#### Data records
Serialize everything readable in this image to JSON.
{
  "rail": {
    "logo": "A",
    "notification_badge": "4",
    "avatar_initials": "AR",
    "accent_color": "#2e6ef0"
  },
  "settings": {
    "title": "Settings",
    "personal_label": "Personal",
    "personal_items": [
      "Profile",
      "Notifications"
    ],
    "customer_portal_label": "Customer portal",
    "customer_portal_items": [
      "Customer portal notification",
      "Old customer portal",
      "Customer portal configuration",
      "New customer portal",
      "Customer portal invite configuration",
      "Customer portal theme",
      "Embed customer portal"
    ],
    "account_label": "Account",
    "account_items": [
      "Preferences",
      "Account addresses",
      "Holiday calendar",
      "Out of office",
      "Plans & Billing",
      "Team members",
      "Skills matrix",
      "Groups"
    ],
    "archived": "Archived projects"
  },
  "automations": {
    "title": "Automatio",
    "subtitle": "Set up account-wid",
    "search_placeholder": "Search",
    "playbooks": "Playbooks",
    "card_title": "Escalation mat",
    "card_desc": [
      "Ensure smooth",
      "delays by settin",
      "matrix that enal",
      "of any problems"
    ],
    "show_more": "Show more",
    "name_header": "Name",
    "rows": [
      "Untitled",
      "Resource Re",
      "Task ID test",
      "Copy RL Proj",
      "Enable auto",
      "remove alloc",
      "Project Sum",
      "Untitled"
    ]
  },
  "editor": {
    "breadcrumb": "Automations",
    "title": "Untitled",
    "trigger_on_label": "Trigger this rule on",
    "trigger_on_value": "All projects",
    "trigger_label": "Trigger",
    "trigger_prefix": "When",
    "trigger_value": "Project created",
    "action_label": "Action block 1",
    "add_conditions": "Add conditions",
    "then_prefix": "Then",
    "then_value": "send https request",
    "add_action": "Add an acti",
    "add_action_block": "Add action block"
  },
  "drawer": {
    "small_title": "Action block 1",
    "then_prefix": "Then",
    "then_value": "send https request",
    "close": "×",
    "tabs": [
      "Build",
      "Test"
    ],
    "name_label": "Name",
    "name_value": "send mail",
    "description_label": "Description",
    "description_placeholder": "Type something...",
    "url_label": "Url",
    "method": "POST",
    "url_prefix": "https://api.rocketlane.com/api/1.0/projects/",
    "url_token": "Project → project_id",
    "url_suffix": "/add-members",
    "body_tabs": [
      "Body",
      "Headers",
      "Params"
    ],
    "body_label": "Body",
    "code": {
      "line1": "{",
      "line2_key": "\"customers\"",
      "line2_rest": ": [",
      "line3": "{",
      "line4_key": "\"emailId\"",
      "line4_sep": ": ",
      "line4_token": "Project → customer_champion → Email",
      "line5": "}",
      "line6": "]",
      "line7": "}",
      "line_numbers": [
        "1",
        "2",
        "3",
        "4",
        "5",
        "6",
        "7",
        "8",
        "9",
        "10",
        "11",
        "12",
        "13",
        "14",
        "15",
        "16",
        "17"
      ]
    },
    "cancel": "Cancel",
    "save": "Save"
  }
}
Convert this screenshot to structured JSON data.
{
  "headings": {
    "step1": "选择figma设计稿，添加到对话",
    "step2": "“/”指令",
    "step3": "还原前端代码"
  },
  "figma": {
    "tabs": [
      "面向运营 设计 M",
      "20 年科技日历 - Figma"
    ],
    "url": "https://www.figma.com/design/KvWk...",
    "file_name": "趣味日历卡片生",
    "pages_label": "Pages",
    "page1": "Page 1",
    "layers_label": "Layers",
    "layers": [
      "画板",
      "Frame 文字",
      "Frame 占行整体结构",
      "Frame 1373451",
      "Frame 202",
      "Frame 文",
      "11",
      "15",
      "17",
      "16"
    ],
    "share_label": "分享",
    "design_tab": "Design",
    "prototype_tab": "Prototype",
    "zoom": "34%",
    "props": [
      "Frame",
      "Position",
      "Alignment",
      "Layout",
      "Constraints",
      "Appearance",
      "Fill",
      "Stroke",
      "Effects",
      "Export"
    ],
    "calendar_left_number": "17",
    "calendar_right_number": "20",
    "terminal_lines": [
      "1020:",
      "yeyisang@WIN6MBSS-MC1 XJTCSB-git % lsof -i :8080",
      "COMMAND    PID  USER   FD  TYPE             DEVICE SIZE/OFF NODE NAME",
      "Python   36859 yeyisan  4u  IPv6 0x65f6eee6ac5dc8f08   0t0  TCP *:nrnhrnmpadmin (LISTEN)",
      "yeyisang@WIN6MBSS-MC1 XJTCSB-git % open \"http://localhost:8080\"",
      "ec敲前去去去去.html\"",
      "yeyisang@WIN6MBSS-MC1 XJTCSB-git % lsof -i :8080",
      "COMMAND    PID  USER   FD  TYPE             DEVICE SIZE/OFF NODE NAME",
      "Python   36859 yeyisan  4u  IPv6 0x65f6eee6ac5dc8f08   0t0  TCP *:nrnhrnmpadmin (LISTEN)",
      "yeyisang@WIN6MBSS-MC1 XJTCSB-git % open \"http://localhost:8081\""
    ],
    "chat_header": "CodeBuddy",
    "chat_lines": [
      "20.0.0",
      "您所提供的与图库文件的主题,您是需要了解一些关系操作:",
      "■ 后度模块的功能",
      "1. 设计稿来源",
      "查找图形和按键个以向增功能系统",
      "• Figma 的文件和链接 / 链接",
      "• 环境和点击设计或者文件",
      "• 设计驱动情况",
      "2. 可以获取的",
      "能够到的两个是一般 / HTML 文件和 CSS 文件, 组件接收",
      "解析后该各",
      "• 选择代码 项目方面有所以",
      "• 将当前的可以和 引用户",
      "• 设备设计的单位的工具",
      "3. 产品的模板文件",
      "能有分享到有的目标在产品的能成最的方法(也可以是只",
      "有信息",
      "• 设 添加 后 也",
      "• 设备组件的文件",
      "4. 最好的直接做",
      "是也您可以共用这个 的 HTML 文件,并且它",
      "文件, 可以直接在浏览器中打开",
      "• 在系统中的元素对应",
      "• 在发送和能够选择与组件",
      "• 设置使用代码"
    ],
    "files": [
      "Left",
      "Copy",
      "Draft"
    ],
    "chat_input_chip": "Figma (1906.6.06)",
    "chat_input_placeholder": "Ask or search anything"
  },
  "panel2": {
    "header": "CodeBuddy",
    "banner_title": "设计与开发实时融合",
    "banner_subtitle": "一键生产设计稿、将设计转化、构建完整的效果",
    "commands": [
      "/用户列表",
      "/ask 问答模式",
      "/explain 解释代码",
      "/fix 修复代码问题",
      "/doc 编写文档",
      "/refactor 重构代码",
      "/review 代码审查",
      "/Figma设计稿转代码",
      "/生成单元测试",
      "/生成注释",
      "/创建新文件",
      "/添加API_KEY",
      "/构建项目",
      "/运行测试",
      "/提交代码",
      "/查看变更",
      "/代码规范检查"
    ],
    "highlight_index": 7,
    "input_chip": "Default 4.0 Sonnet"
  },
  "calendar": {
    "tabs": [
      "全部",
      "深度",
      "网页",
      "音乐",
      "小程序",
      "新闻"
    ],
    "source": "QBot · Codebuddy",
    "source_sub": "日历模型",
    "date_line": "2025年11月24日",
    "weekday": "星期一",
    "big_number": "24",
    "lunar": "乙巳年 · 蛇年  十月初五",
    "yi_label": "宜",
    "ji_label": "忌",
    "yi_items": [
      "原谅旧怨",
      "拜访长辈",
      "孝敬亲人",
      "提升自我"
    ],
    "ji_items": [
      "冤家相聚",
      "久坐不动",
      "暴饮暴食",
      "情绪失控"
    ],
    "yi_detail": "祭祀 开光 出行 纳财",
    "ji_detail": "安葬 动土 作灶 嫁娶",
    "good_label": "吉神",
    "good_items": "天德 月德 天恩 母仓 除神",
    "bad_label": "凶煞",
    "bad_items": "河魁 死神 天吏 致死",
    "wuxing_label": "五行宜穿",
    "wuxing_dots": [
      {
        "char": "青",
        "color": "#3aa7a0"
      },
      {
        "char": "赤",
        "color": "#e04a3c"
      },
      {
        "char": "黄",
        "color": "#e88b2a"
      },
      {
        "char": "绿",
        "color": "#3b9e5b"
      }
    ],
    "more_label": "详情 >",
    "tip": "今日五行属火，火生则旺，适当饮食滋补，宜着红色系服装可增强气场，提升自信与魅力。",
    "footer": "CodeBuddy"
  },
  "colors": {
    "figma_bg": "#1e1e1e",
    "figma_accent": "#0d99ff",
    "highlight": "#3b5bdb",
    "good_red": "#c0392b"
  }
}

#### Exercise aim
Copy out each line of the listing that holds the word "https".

#### Output for this exercise
    "then_value": "send https request",
    "then_value": "send https request",
    "url_prefix": "https://api.rocketlane.com/api/1.0/projects/",
    "url": "https://www.figma.com/design/KvWk...",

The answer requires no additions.